Other characters weave in and out of the narrative, which takes the form of journal entries or perspectives from Union soldiers and Cashwell himself, as well as third-person accounts of John McGavock and Mariah's forays into the ravaged town of Franklin. Franklin itself becomes a symbol of the defeated South itself, from burned buildings and destroyed roads to the homes and shops of free issue slaves. Cashwell escapes his prison and goes to work for a time on the railroads, but something pulls him inexorably back towards Franklin, Carnton, and Carrie. The Widow of the South is a love story in a similar vein as Gone with the Wind, but the two could not be more different. The two novels share only the descriptions of the hardship of the "War Between the States," the loss of so many brave men who died for nothing, the poverty and hunger of the aftermath, and the jarring difference between life before and after the war. Carrie and Zachariah's love is not epic or sweeping, like that of Scarlett and Rhett; it is more basic, more earthy, and more real.*

Towards the end of the novel, the McGavocks realize that a wealthy neighbor who owns most of their land (John having sold it off, piece by piece over the years to finance, at first, his family's lifestyle and later, his incessant drinking, the only activity which gives him solace) has decided to dig up the graves of the boys who died on the McGavock property - on the carpets, the floors, the porch, in the yard, and whose amputated limbs were dumped like so much chattel out of the kitchen windows and doors during cruel field operations. This neighbor hates the Confederacy because his only son left to fight for the Cause and was killed instantly on the Franklin battlefield. Carrie musters every ounce of rage, horror, and deviousness in her heart and mind and blackmails old Mr. Baylor into leaving the ground undisturbed. It is then that Carrie McGavock undertakes the greatest project of her life: turning those fields into one of the largest, if not the largest, Confederate cemetery in existence, erecting a marker at each grave and keeping a detailed log of each soldier in a book that never leaves her side as she makes her daily rounds, dressed in old, neatly-mended black, accompanied by the faithful (and psychically gifted) Mariah. Carrie continues these rounds into her old, widowed age, and the novel is nicely bookended by scenes of her, going about her caretaker's business, in 1894, when a mysterious man returns to Carnton. If you've read this far, you already know that Zachariah Cashwell, suffering from consumption, has come back to his home - which is both Carrie and Carnton - to die.

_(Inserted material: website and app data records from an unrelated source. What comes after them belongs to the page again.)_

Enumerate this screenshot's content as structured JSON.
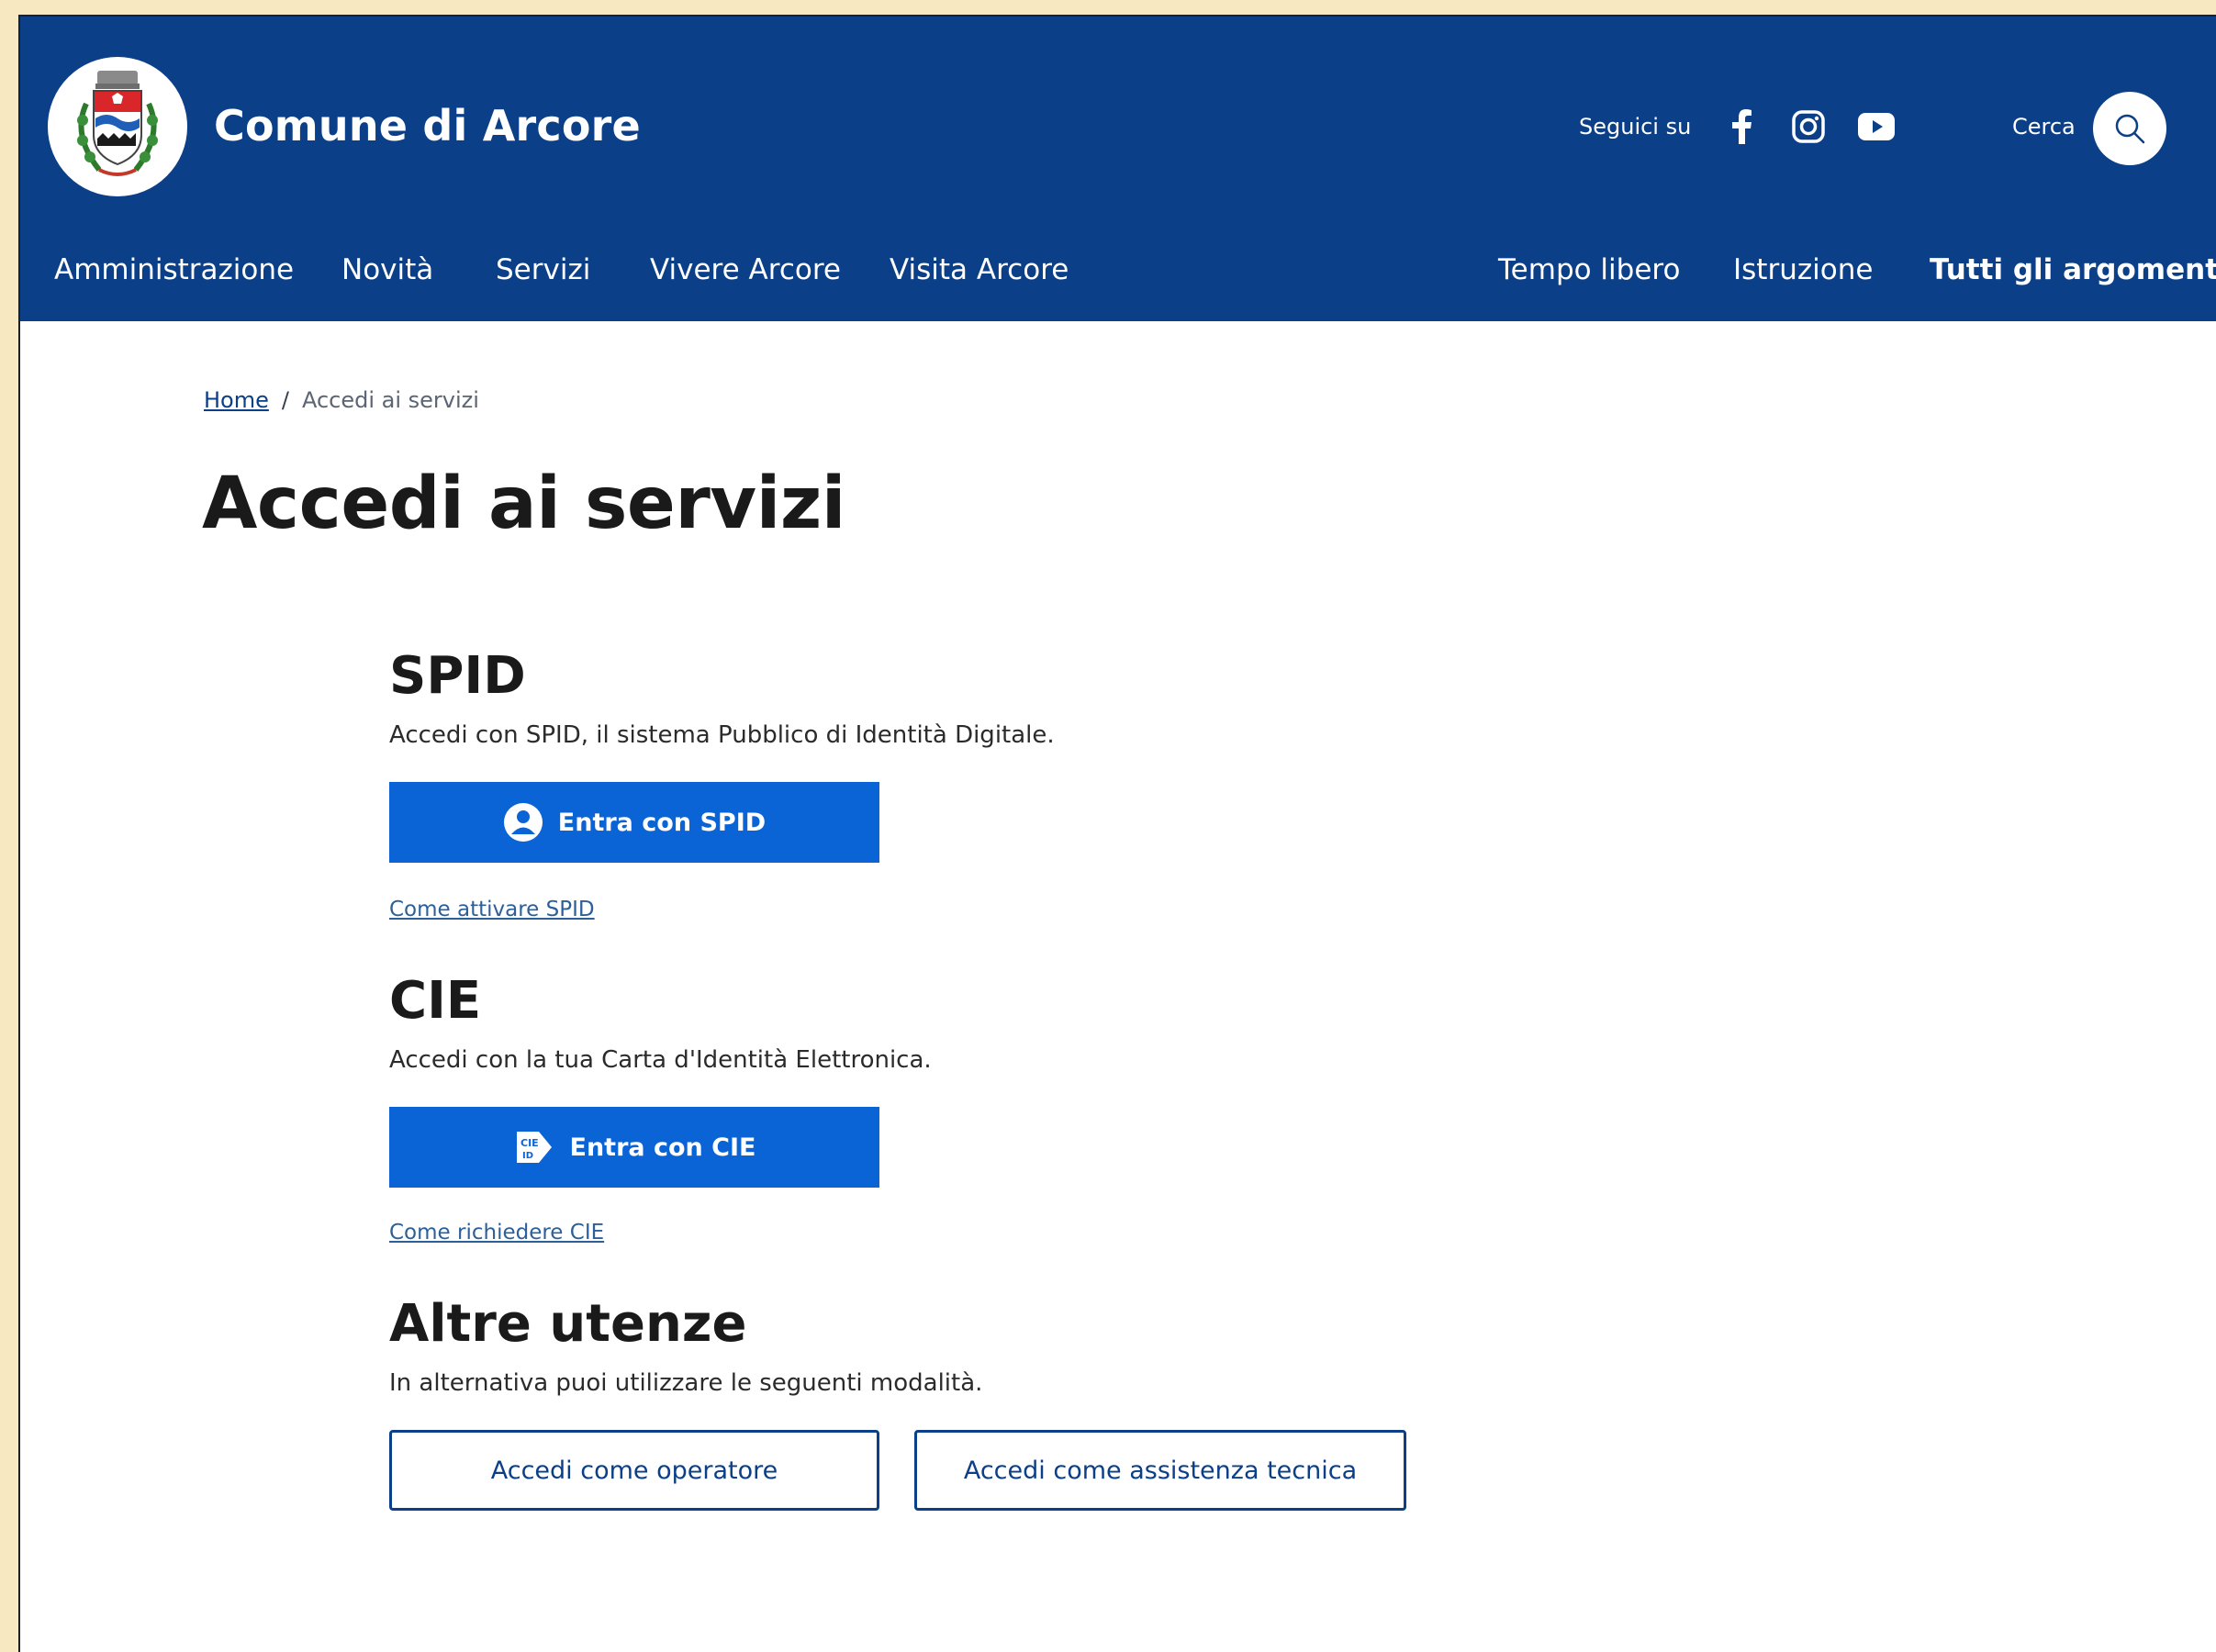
{
  "colors": {
    "header_bg": "#0b3f87",
    "primary_button": "#0b64d6",
    "outline_button_border": "#0b3f87",
    "page_bg": "#f7e8c2"
  },
  "header": {
    "site_title": "Comune di Arcore",
    "logo_icon": "municipal-coat-of-arms",
    "social_label": "Seguici su",
    "social_icons": [
      "facebook-icon",
      "instagram-icon",
      "youtube-icon"
    ],
    "search_label": "Cerca",
    "search_icon": "search-icon"
  },
  "nav": {
    "items": [
      "Amministrazione",
      "Novità",
      "Servizi",
      "Vivere Arcore",
      "Visita Arcore"
    ],
    "secondary": [
      "Tempo libero",
      "Istruzione",
      "Tutti gli argomenti..."
    ]
  },
  "breadcrumb": {
    "home": "Home",
    "separator": "/",
    "current": "Accedi ai servizi"
  },
  "main": {
    "title": "Accedi ai servizi",
    "spid": {
      "title": "SPID",
      "description": "Accedi con SPID, il sistema Pubblico di Identità Digitale.",
      "button_label": "Entra con SPID",
      "button_icon": "user-icon",
      "help_link": "Come attivare SPID"
    },
    "cie": {
      "title": "CIE",
      "description": "Accedi con la tua Carta d'Identità Elettronica.",
      "button_label": "Entra con CIE",
      "button_icon": "cie-id-icon",
      "help_link": "Come richiedere CIE"
    },
    "altre": {
      "title": "Altre utenze",
      "description": "In alternativa puoi utilizzare le seguenti modalità.",
      "operator_button": "Accedi come operatore",
      "support_button": "Accedi come assistenza tecnica"
    }
  }
}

What struck me most, besides the honesty and keen attention to detail of Hicks' novel, was the fact that Carrie McGavock was a real person and Hicks leaves no stone unturned in his research. It's a beautiful, haunting, and excellently-written book that I strongly recommend to anyone with a love of history, Americana, true patriotism, human compassion, and the strength of the human spirit.

*GwtW remains my favorite novel to this day.